● Task objective
The expected response is a copy of every line in the entries below that includes the word "caption".

Extracted information Block Start

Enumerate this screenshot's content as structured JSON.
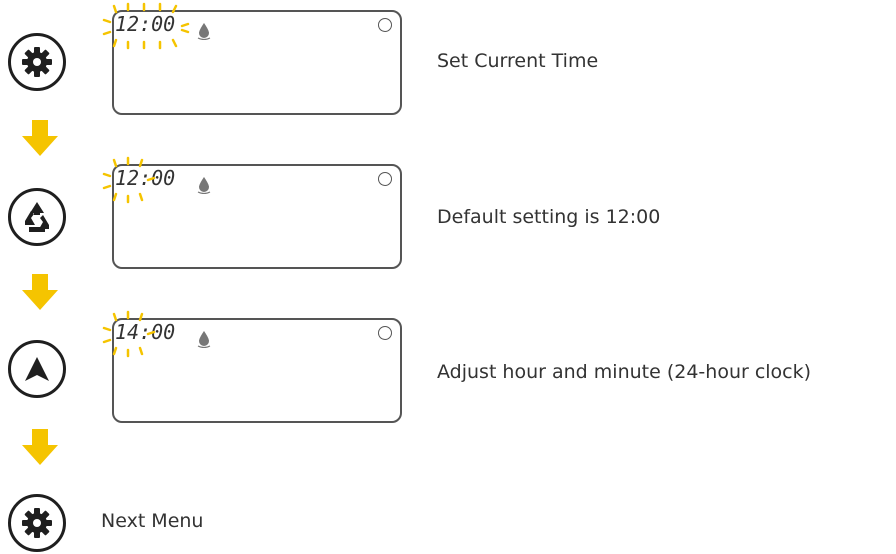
{
  "steps": [
    {
      "button_icon": "gear-icon",
      "display_time": "12:00",
      "flashing": "hours+minutes",
      "caption": "Set Current Time"
    },
    {
      "button_icon": "recycle-icon",
      "display_time": "12:00",
      "flashing": "hours",
      "caption": "Default setting is 12:00"
    },
    {
      "button_icon": "arrow-up-icon",
      "display_time": "14:00",
      "flashing": "hours",
      "caption": "Adjust hour and minute (24-hour clock)"
    }
  ],
  "final": {
    "button_icon": "gear-icon",
    "label": "Next Menu"
  },
  "colors": {
    "flash": "#f5c400",
    "arrow": "#f5c400",
    "outline": "#1f1f1f",
    "lcd_border": "#555555",
    "text": "#333333"
  }
}
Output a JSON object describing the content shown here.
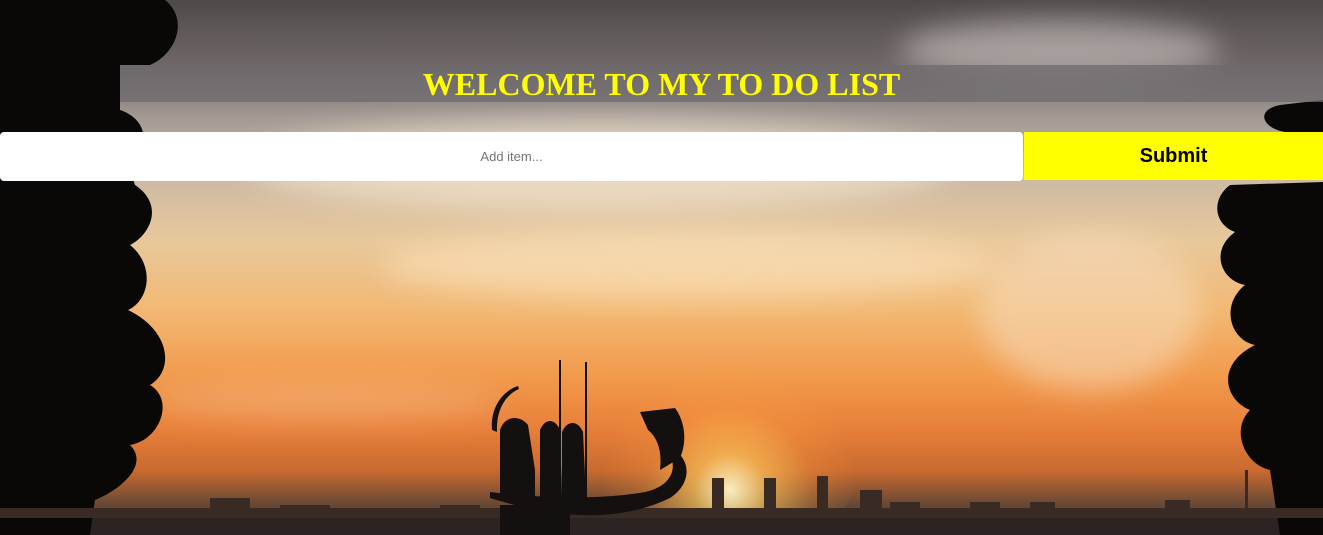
{
  "header": {
    "title": "WELCOME TO MY TO DO LIST"
  },
  "form": {
    "input_placeholder": "Add item...",
    "input_value": "",
    "submit_label": "Submit"
  },
  "colors": {
    "accent": "#ffff00",
    "title_bar": "#6e696e"
  },
  "background": {
    "subject": "sunset-skyline-photo"
  }
}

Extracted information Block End

● Output of the task
      "caption": "Set Current Time"
      "caption": "Default setting is 12:00"
      "caption": "Adjust hour and minute (24-hour clock)"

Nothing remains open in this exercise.